### Your goal
Could you retype every entry below exactly as written?

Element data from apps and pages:
= Beginning of Section =
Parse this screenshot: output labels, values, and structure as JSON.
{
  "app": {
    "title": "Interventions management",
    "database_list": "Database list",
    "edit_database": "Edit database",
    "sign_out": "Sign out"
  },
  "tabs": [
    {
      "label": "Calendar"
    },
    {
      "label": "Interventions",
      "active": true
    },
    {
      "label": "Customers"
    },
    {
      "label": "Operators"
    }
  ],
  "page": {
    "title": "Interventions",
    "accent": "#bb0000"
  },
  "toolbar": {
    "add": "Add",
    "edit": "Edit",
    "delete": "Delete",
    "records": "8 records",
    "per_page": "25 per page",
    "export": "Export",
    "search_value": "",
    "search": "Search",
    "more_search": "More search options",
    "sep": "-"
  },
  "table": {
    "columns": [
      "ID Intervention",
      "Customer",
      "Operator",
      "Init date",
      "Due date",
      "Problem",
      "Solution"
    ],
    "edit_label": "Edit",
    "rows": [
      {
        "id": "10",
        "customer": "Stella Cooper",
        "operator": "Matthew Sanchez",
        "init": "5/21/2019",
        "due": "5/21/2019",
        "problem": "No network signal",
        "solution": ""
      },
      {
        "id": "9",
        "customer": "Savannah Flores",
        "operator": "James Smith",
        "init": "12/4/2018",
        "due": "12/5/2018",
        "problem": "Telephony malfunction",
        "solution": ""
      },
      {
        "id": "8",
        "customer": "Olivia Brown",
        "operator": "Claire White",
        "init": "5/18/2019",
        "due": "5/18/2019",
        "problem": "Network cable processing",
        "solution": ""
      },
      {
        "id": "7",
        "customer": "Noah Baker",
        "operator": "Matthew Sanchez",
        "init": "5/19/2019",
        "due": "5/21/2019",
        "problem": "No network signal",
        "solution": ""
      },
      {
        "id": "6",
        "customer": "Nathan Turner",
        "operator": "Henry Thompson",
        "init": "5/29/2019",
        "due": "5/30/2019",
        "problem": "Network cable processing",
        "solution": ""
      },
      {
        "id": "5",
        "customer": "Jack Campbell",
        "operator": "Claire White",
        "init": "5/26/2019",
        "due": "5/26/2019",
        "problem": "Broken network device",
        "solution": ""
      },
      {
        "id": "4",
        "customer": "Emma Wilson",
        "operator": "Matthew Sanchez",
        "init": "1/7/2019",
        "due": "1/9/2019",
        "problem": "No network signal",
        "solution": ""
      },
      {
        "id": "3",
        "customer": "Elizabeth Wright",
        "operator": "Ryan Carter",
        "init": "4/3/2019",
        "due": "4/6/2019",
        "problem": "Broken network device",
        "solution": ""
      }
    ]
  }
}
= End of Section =
### Solution for this task
Parse this screenshot: output labels, values, and structure as JSON.
{
  "app": {
    "title": "Interventions management",
    "database_list": "Database list",
    "edit_database": "Edit database",
    "sign_out": "Sign out"
  },
  "tabs": [
    {
      "label": "Calendar"
    },
    {
      "label": "Interventions",
      "active": true
    },
    {
      "label": "Customers"
    },
    {
      "label": "Operators"
    }
  ],
  "page": {
    "title": "Interventions",
    "accent": "#bb0000"
  },
  "toolbar": {
    "add": "Add",
    "edit": "Edit",
    "delete": "Delete",
    "records": "8 records",
    "per_page": "25 per page",
    "export": "Export",
    "search_value": "",
    "search": "Search",
    "more_search": "More search options",
    "sep": "-"
  },
  "table": {
    "columns": [
      "ID Intervention",
      "Customer",
      "Operator",
      "Init date",
      "Due date",
      "Problem",
      "Solution"
    ],
    "edit_label": "Edit",
    "rows": [
      {
        "id": "10",
        "customer": "Stella Cooper",
        "operator": "Matthew Sanchez",
        "init": "5/21/2019",
        "due": "5/21/2019",
        "problem": "No network signal",
        "solution": ""
      },
      {
        "id": "9",
        "customer": "Savannah Flores",
        "operator": "James Smith",
        "init": "12/4/2018",
        "due": "12/5/2018",
        "problem": "Telephony malfunction",
        "solution": ""
      },
      {
        "id": "8",
        "customer": "Olivia Brown",
        "operator": "Claire White",
        "init": "5/18/2019",
        "due": "5/18/2019",
        "problem": "Network cable processing",
        "solution": ""
      },
      {
        "id": "7",
        "customer": "Noah Baker",
        "operator": "Matthew Sanchez",
        "init": "5/19/2019",
        "due": "5/21/2019",
        "problem": "No network signal",
        "solution": ""
      },
      {
        "id": "6",
        "customer": "Nathan Turner",
        "operator": "Henry Thompson",
        "init": "5/29/2019",
        "due": "5/30/2019",
        "problem": "Network cable processing",
        "solution": ""
      },
      {
        "id": "5",
        "customer": "Jack Campbell",
        "operator": "Claire White",
        "init": "5/26/2019",
        "due": "5/26/2019",
        "problem": "Broken network device",
        "solution": ""
      },
      {
        "id": "4",
        "customer": "Emma Wilson",
        "operator": "Matthew Sanchez",
        "init": "1/7/2019",
        "due": "1/9/2019",
        "problem": "No network signal",
        "solution": ""
      },
      {
        "id": "3",
        "customer": "Elizabeth Wright",
        "operator": "Ryan Carter",
        "init": "4/3/2019",
        "due": "4/6/2019",
        "problem": "Broken network device",
        "solution": ""
      }
    ]
  }
}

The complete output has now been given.